Russia has faced unprecedented sanctions imposed by Western governments after the invasion of Ukraine, with a growing list of companies announcing their withdrawals from the country or their plans to suspend activities there.
Russian authorities have boosted efforts to prevent money from leaving its borders and to support the ruble, which has already seen a precipitous drop in value against the dollar.
Without using the word “nationalization,” Russian President Vladimir Putin has said he is in favor of appointing “external” administrators to head such foreign companies in Russia “in order to transfer them to those who want to make them work.”
A 13-year-old boy lays in hospital after being injured in Russian airstrikes on Kyiv, Ukraine
An apartment building in Kyiv burns on Monday morning after being struck by Russian missiles
The prosecutor’s office on Friday meanwhile ordered “strict control” of companies that had announced a suspension of their activities in Russia, warning especially of increased monitoring of labor legislation compliance, under penalty of prosecution.
Coca-Cola, McDonald’s, Procter & Gamble and Yum Brands did not respond to requests for comments by AFP Sunday.
Meanwhile European Union diplomats on Monday agreed to add Chelsea football club owner Roman Abramovich to the EU list of Russian billionaires sanctioned after Moscow’s invasion of Ukraine, two diplomatic sources said on Monday.
The informal greenlight to Abramovich’s listing came in a meeting on Sunday, one source said, and the EU envoys will reconvene at 1100 GMT on Monday to adopt the measure and a further set of economic sanctions against Russia.
Sanctions will be effective only after publication on the EU’s official journal, which usually happens within hours or the day following formal approval.
The West has sanctioned Russian billionaires, frozen state assets and cut off much of the Russian corporate sector from the global economy in an attempt to force Russian President Vladimir Putin to change course on Ukraine.
In what would be the fourth package of EU sanctions against Russia since its Feb. 24 invasion of Ukraine, the 27-nation bloc will ban the export of luxury goods to Russia, including expensive cars.

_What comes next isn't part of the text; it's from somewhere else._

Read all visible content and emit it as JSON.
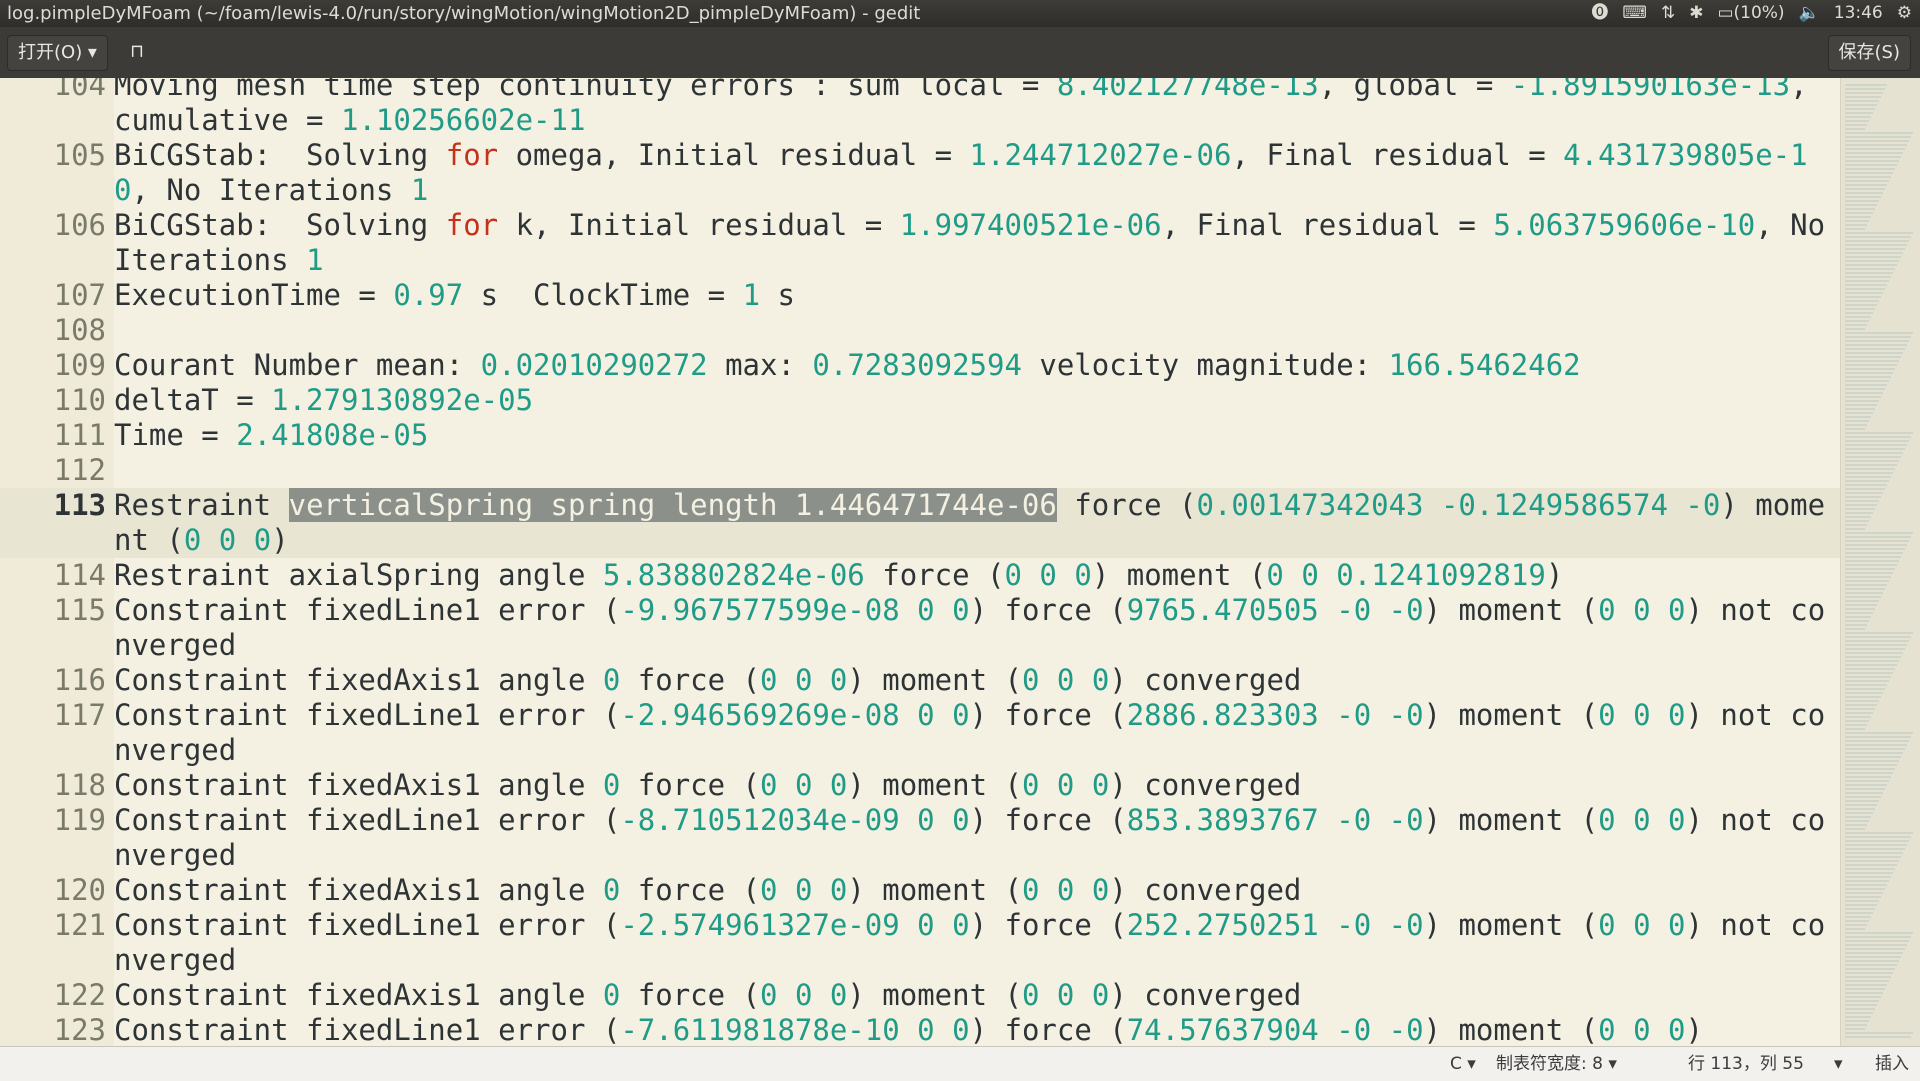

It will also prohibit the import of Russian steel and iron products, European Commission President Ursula von der Leyen said on Friday.
At Sunday’s meeting, diplomats asked the Commission, which drafted the economic sanctions, to explain some aspects of the new economic measures to make sure they cannot be successfully challenged in EU courts, according to two EU sources.
No concerns were raised about the new listings of oligarchs and businessmen, which are in a separate legal document drafted by the EU external action service, one diplomat said, noting that Abramovich’s listing “will go through”.
Further Russian oligarchs will be added to the EU list. Dozens have already been sanctioned.
Read more at DailyMail.co.uk